-- Available records --

┄┄┄┄┄┄┄┄┄┄

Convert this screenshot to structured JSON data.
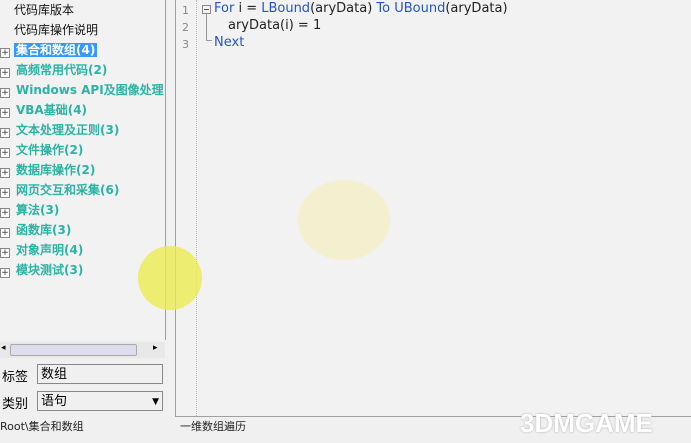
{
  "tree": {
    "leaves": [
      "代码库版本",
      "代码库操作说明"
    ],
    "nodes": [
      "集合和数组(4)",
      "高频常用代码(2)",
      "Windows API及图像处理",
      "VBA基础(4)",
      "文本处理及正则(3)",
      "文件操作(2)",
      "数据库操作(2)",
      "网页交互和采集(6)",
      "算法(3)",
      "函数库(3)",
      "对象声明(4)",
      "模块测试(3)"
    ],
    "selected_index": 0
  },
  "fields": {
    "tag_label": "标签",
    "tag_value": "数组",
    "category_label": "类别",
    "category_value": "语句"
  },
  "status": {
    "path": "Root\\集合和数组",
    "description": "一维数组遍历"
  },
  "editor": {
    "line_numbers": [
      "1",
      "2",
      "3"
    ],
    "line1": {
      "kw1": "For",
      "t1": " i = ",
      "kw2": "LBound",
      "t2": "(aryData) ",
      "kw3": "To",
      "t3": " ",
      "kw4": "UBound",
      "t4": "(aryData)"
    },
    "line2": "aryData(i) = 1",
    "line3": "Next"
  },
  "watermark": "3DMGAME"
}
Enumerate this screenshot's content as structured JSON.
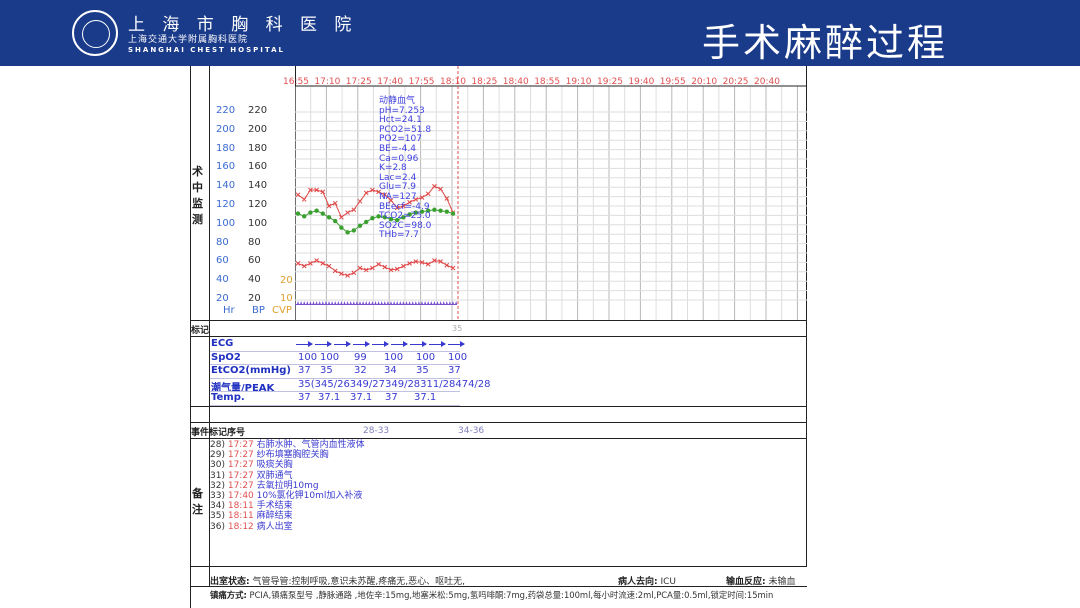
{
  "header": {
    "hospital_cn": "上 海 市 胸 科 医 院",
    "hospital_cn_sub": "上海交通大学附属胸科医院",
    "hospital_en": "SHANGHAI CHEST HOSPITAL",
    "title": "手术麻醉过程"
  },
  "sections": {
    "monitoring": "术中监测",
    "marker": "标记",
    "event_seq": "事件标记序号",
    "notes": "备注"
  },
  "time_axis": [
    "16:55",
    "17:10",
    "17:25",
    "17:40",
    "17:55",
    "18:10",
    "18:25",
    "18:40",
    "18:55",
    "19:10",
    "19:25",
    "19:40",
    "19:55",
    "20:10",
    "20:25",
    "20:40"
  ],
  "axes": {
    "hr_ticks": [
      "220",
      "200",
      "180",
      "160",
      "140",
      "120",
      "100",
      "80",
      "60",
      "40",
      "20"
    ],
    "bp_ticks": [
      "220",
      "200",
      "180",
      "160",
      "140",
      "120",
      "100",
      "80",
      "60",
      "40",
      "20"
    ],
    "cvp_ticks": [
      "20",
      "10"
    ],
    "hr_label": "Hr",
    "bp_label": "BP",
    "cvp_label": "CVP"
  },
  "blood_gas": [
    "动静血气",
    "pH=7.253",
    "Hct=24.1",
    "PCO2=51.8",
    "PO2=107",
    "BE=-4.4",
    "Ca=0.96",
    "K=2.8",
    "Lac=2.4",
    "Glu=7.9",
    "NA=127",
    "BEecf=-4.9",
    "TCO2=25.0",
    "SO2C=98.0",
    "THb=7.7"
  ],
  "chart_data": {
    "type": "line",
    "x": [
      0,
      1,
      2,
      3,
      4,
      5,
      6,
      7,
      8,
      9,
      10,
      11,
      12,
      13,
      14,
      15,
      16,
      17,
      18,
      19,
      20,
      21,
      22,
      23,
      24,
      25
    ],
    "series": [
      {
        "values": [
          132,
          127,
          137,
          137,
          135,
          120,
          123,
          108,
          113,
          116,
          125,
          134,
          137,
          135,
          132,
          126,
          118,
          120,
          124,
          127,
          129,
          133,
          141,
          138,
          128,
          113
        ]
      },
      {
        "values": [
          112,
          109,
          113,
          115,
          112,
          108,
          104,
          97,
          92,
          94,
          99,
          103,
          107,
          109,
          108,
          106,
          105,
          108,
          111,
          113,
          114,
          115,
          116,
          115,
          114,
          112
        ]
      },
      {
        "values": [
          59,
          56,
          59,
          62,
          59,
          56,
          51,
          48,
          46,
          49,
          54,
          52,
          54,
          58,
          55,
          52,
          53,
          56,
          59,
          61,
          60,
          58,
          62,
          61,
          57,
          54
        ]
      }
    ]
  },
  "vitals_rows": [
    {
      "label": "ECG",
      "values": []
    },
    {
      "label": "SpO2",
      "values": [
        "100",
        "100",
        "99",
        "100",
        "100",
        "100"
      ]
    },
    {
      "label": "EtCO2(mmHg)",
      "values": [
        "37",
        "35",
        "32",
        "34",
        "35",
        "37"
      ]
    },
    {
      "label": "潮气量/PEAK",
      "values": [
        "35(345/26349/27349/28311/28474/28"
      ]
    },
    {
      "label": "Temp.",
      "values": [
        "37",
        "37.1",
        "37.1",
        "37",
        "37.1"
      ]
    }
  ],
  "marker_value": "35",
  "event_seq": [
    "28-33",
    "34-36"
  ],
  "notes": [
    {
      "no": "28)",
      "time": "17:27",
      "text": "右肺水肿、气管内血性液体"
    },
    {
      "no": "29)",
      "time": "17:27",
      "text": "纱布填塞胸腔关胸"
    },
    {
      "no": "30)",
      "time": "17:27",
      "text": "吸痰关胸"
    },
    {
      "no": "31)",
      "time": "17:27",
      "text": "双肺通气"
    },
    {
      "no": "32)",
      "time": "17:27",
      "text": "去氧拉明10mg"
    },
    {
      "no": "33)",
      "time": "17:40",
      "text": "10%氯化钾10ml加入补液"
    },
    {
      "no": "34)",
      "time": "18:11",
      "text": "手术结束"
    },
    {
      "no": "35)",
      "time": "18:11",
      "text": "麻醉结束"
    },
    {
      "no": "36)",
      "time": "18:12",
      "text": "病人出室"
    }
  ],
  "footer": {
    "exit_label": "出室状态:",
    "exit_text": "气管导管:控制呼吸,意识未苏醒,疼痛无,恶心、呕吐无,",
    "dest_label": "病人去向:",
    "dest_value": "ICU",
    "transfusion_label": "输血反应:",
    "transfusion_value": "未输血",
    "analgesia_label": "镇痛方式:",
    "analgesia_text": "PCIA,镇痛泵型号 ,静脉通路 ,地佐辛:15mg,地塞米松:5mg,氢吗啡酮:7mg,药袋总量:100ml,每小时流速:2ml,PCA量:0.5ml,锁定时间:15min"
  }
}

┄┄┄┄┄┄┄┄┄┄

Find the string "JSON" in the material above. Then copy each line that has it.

-- Answer section --
Convert this screenshot to structured JSON data.
Enumerate this screenshot's content as structured JSON.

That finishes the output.